Therein lies the fundamental weakness of the Brexiteers’ position: they cannot change the evidence. As was the case with the 70 MPs who wrote to Lord Hall last week to accuse the BBC of anti-Brexit bias, they assume a pernicious selectivity on the part of Remainers and their approach to the inconvenient facts at hand. None exists.

On the contrary, there is a sense of resignation among some Remainers on the Brexit committee that their reports will turn out to be pretty weak beer as a consequence of the accommodations made by Benn to their Eurosceptic colleagues. Some grumble that high-profile Brexiteers lack detailed understanding of the grittier issues at play – such as the Good Friday Agreement – and only value the committee insofar as it gives them the opportunity to grandstand to big audiences.

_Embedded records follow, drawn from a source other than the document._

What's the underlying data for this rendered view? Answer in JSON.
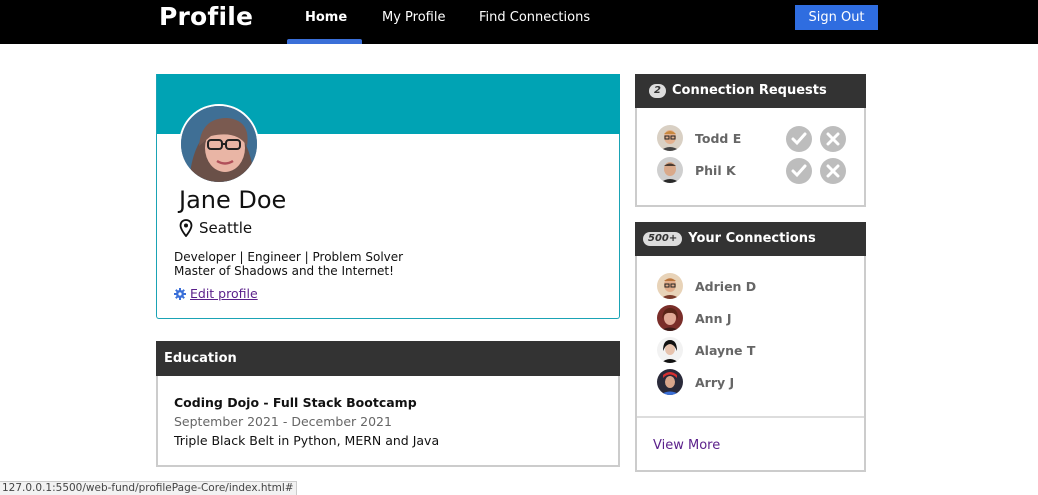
{
  "nav": {
    "brand": "Profile",
    "links": [
      "Home",
      "My Profile",
      "Find Connections"
    ],
    "signout": "Sign Out"
  },
  "profile": {
    "name": "Jane Doe",
    "location": "Seattle",
    "bio_line1": "Developer | Engineer | Problem Solver",
    "bio_line2": "Master of Shadows and the Internet!",
    "edit_label": "Edit profile"
  },
  "education": {
    "header": "Education",
    "school": "Coding Dojo - Full Stack Bootcamp",
    "dates": "September 2021 - December 2021",
    "description": "Triple Black Belt in Python, MERN and Java"
  },
  "requests": {
    "count": "2",
    "title": "Connection Requests",
    "people": [
      "Todd E",
      "Phil K"
    ]
  },
  "connections": {
    "count": "500+",
    "title": "Your Connections",
    "people": [
      "Adrien D",
      "Ann J",
      "Alayne T",
      "Arry J"
    ],
    "view_more": "View More"
  },
  "status_url": "127.0.0.1:5500/web-fund/profilePage-Core/index.html#",
  "colors": {
    "nav_bg": "#000000",
    "accent_blue": "#2f6de0",
    "cover_teal": "#00a3b4",
    "card_header": "#333333",
    "link_purple": "#5a1f8a"
  }
}
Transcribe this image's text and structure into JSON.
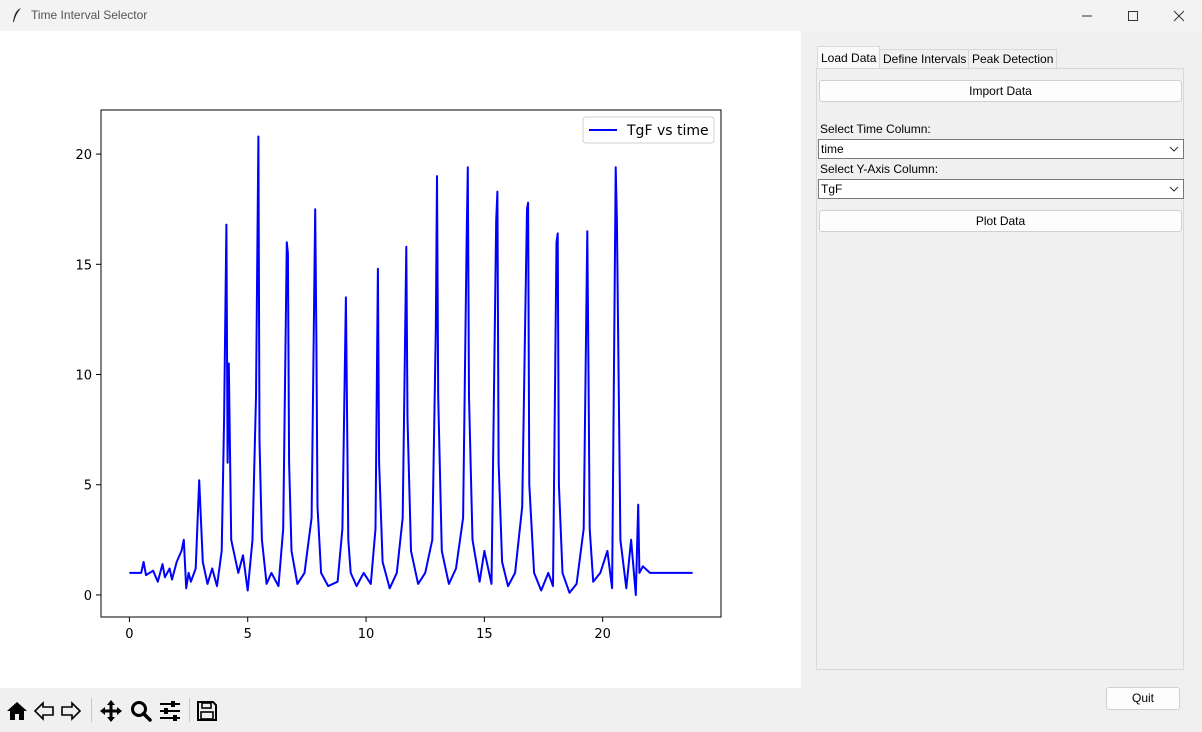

The Tory awkward squad’s inability to accept anything less than the studied neutrality that plagued the Brexit discourse in the run-up to the referendum – or, indeed, any critical analysis whatsoever – could yet make an already inauspicious scenario unsalvageable. If they cannot accept even a watered-down assessment of the risks ahead, then what happens when those risks are made real? Will they ever accept the possibility that it could be reality, and not the Remain heretics, doing Britain down? How bad will things have to get before saving face isn’t their primary imperative?

Yesterday's pantomime exit might have been, as one committee member told me, “hysterically funny”. What’s less amusing is that these are the only people the prime minister deigns to listen to.

Patrick Maguire writes about politics and is the 2016 winner of the Anthony Howard Award.